Truth, rumors, and predictions for the next iPhone

It’s very likely that an iPhone update is imminent. But while nearly everyone has agreed on that, nobody knows anything definite about the specifics: when will the update happen, and what will it change?

What we know

  • Apple’s WWDC conference begins on June 9. The new iPhone will most likely be unveiled that day during Steve Jobs’ keynote.
  • AT&T is prohibiting retail-store employees from taking vacations between June 15 and July 12, claiming that they’re expecting a “heavy selling period”. They implemented a similar policy last year for the iPhone launch.
  • AT&T executives have said numerous times that all of their smartphones will support 3G networking soon.
  • The Apple Stores have been out of stock of the iPhone, and the website has shown it as “Currently Unavailable”, for a few weeks.
  • The most recent developer-beta iPhone firmware contains a 3G toggle in Settings.
  • AT&T’s website briefly listed an “iPhone Black” as an option in a support form recently. They claimed that it was a mistake and a placeholder for testing, not a real product name.

And that’s about it. Everything else is speculation. Here’s mine:

Price and capacity

The current iPhone:

  • $399 for 8 GB
  • $499 for 16 GB

Apple usually doesn’t introduce new price points for the same products. Updates usually just replace the old products at the same price points. I expect to see capacity doubling:

  • $399 for 16 GB
  • $499 for 32 GB

It’s possible that they’ll also introduce a lower-priced model to increase sales volume. After all, Apple’s making approximately $20/month from AT&T per subscriber in the U.S. alone. They don’t need to make large profits on the hardware. If they chose to do this, it would most likely be:

  • $299 for 8 GB

I do not expect that the new iPhone models will differ in any other ways from each other — only capacity. I don’t think, for example, that they would only give a 3G radio to the largest-capacity model.

The new capacities and pricing would probably force a change in the iPod Touch lineup. I expect to see the same price points and doubled capacities in the iPod Touch lineup as well. (I don’t think we’d see a $199 8 GB model.)


The iPhone is 45% thicker than the iPod Touch, but they share much of the same hardware. The additional thickness in the iPhone is probably to accommodate the cellular radio and a larger battery.

3G radios are larger and consume more battery power. Even if Apple finds a way to make the other components smaller, they’ll probably need even more room for the battery now — or they’ll have to disable 3G by default (likely). And they still need to find somewhere to put the 3G radio.

I don’t think Apple can make the iPhone significantly thinner yet, and they almost certainly won’t make it thicker, so I predict that it will stay the same size. (Depending on how much internal volume is consumed by the battery, the weight might change slightly, but we won’t notice.)

I also predict no changes in the physical buttons.

Hardware features

  • GPS: No. Not enough room, too much power consumption, not enough demand.
  • Better camera: No. It would benefit most from an autofocus lens, but tiny ones suitable for phones are still very rare and young.
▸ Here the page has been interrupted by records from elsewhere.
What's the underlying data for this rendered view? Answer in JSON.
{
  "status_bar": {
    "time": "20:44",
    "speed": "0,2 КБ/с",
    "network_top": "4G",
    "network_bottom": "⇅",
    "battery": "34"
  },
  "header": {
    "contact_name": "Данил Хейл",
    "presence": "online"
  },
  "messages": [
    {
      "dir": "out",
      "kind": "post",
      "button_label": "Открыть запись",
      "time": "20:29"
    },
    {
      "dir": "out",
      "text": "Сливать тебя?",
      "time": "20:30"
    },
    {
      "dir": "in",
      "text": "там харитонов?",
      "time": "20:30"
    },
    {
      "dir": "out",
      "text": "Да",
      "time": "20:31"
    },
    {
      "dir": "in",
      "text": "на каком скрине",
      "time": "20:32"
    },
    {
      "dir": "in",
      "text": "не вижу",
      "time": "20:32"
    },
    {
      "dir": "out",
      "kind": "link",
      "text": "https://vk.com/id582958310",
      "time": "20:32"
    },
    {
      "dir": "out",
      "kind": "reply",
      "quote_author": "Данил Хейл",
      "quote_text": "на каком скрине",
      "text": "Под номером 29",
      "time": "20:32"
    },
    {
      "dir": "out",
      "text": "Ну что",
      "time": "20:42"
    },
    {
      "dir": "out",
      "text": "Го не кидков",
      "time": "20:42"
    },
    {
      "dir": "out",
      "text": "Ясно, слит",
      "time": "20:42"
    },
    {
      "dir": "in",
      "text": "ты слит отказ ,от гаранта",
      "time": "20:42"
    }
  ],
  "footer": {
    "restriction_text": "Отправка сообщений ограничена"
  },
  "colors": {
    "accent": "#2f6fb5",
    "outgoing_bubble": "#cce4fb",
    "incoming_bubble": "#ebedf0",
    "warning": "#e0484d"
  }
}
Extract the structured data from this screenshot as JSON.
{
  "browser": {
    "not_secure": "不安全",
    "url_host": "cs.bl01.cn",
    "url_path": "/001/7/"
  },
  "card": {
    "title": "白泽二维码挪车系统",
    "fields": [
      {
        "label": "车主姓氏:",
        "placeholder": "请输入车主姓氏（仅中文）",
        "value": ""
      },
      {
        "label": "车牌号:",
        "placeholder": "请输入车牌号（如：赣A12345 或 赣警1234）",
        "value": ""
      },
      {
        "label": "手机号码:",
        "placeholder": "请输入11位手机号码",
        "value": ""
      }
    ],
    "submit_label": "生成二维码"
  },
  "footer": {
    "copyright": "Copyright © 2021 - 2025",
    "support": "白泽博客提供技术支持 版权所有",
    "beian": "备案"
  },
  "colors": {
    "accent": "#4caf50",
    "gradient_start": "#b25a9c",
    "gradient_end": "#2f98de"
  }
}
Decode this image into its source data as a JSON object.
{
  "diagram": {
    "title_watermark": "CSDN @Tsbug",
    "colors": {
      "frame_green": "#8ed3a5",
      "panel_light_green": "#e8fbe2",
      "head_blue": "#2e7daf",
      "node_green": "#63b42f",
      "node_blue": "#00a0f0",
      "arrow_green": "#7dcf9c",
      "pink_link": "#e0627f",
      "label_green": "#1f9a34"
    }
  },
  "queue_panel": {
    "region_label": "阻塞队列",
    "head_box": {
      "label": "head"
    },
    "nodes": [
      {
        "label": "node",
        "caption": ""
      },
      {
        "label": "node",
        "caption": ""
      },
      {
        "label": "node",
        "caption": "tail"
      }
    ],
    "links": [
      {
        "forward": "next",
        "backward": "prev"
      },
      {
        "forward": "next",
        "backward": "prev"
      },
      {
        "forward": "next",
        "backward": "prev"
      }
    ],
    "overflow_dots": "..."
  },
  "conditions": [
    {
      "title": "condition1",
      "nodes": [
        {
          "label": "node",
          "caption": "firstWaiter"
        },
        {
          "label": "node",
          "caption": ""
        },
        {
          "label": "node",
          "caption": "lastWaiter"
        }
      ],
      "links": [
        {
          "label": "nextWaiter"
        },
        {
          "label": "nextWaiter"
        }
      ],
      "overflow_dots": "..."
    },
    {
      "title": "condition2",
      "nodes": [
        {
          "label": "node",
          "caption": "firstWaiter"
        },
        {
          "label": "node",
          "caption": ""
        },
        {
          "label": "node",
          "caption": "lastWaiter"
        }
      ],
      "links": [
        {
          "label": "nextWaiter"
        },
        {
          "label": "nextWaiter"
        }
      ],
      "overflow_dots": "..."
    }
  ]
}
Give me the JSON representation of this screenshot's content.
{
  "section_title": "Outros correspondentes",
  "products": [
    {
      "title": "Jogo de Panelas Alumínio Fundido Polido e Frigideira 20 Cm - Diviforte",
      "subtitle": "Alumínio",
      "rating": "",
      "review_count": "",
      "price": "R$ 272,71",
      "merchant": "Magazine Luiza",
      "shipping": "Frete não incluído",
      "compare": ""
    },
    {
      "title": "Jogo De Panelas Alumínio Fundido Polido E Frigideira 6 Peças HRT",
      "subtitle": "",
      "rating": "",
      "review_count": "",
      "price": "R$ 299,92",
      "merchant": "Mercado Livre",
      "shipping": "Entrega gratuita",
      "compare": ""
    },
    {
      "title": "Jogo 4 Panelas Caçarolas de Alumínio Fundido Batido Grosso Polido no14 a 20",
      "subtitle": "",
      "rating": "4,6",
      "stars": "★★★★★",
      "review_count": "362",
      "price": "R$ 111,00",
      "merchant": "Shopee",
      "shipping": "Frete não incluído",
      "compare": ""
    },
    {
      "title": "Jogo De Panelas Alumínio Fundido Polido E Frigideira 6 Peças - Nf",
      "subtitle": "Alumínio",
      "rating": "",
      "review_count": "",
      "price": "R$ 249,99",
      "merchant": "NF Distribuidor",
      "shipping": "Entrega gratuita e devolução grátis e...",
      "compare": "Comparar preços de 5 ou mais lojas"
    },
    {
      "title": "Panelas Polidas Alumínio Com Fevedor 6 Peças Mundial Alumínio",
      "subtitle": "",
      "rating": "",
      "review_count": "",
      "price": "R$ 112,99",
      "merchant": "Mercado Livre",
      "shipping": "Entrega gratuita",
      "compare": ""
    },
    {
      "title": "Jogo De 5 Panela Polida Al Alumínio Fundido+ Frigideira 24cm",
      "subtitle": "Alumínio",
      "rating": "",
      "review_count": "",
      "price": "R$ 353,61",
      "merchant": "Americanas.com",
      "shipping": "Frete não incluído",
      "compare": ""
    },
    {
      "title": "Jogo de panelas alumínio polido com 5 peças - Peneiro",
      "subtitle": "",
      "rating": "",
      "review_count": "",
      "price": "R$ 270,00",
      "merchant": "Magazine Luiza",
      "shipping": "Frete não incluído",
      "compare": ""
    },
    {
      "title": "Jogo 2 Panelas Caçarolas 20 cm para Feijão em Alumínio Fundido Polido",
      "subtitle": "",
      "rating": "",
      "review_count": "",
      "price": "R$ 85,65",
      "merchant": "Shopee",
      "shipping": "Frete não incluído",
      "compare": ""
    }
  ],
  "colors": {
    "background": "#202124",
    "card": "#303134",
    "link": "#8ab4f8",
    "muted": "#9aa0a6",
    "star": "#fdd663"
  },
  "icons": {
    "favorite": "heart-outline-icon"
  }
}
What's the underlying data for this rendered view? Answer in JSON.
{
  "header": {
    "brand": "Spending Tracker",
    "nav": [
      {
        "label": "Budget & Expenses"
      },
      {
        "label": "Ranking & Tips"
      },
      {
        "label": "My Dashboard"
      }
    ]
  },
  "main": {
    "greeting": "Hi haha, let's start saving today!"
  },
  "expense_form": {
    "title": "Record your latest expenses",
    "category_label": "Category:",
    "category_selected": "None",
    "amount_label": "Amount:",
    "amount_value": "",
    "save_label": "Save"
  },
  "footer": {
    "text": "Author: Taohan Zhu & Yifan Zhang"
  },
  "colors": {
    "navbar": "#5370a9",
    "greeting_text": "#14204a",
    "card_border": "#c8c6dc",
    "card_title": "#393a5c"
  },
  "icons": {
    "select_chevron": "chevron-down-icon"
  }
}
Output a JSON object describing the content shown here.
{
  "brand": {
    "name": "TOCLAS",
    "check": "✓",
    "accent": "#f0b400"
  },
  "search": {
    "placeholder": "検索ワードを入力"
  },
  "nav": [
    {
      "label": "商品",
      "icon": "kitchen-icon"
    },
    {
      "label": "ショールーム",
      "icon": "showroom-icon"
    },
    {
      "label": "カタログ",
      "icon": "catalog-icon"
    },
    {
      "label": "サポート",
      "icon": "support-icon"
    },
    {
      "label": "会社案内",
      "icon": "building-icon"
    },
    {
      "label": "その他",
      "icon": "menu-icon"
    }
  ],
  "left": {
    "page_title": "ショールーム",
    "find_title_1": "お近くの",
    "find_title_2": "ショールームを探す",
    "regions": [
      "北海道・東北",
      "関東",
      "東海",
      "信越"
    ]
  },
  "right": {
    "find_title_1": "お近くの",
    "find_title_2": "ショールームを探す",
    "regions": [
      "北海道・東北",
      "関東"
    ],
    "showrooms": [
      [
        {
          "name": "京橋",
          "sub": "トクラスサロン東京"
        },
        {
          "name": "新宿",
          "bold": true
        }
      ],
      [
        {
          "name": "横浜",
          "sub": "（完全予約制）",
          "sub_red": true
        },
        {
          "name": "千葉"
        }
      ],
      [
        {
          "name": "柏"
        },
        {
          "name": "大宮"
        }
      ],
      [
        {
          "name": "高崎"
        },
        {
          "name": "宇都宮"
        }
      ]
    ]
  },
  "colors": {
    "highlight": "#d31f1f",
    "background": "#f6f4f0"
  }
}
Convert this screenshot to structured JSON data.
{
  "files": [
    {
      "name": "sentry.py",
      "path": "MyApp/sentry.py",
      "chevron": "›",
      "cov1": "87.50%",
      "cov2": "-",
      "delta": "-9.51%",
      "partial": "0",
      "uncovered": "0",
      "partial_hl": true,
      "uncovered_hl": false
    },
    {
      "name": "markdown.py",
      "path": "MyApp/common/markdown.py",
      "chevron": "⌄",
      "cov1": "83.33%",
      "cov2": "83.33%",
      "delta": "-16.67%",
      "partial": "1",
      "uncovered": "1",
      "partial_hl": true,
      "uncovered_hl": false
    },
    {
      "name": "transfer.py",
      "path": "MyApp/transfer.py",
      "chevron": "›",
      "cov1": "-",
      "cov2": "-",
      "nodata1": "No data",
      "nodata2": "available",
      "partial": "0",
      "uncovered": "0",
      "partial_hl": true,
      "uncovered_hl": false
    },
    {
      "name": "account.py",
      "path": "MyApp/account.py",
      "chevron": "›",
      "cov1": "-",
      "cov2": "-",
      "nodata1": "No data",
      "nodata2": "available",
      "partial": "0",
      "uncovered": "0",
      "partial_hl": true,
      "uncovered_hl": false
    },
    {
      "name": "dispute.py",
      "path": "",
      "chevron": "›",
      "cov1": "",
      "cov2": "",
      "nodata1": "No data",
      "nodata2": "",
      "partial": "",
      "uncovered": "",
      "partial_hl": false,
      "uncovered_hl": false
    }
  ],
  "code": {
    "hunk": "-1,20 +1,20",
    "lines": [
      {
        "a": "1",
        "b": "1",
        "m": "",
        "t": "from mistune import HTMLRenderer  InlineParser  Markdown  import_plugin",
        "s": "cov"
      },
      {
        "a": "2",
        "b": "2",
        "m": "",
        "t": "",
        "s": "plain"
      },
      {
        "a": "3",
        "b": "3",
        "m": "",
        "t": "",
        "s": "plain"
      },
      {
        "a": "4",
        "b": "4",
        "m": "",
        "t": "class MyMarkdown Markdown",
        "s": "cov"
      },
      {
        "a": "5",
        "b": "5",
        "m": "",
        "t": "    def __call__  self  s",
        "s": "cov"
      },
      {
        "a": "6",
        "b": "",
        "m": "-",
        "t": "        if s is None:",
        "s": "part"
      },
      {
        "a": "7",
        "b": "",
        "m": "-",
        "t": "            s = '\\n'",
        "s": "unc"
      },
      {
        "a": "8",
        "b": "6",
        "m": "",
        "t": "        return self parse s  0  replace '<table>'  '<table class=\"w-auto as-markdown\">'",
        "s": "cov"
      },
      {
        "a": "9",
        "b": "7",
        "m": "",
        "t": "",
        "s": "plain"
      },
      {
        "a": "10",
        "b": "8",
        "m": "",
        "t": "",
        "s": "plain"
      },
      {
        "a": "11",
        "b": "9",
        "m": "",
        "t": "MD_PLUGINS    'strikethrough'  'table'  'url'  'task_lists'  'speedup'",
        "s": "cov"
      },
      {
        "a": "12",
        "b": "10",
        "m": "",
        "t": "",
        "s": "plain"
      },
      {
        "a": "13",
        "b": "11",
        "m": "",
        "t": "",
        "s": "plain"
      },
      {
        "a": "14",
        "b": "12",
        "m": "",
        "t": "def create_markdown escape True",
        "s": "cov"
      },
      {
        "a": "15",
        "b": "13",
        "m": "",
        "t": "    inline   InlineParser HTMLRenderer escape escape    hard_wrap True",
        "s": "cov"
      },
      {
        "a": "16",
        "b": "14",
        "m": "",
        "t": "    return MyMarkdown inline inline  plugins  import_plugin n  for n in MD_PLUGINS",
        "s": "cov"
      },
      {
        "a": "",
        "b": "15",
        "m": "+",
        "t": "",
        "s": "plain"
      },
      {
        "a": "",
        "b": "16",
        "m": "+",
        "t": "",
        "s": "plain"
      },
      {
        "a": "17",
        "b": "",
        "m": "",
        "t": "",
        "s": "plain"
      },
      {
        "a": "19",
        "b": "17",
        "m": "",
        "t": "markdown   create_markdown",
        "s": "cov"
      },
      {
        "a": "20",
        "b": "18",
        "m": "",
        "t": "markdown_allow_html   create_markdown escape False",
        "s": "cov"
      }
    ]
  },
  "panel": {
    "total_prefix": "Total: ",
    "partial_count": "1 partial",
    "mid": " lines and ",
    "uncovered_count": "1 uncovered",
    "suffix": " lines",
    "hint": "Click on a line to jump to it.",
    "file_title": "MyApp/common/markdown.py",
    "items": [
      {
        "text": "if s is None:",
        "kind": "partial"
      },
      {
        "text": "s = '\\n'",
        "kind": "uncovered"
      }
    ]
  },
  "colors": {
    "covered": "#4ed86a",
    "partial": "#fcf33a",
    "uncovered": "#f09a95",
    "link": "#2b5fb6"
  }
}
And they’re not tiny enough to fit in the iPhone yet.
  • Video camera: Yes. The current camera can almost capture video — it wouldn’t take much to add this capability.
  • Video chat: No. I don’t see them moving the camera to the front or adding a second one for pragmatic, size, and cost reasons, so this can’t be gracefully done.
  • Faster CPU and more RAM: Yes. Third-party applications and overall performance will greatly benefit from this. But these won’t be specifically mentioned, except maybe in blanket statements like “It’s faster.”
  • Battery life: Slight improvement, but nothing huge — less than a 100% improvement.

Software features

This will be the focus of the event. With the 2.0 software and the API release, iPhone users will be smothered in new software capabilities from Apple and third-party applications.

We will not see IM or MMS support from Apple.

Some of the enterprise-friendly features would make a lot more sense if .Mac got an update to support them: over-the-air calendar and contact sychronization, in particular. I expect to see this (most likely), or a partnership with Google or Yahoo to provide it (unlikely). I can’t see Apple only offering these with Microsoft Exchange support — why would they offer it to Microsoft server customers and not their own?

The IMAP spec contains rarely-implemented support for synchronized calendar events and contacts. Apple could use the .Mac IMAP servers to deliver calendar/contact sync by adding appropriate integration between Mail, iCal, and Address Book.

I predict that Apple will also add one more feature to .Mac that I haven’t yet thought of, and the combined new feature-set will be convincing enough that I’ll finally buy a .Mac subscription.

Disagree? Email me.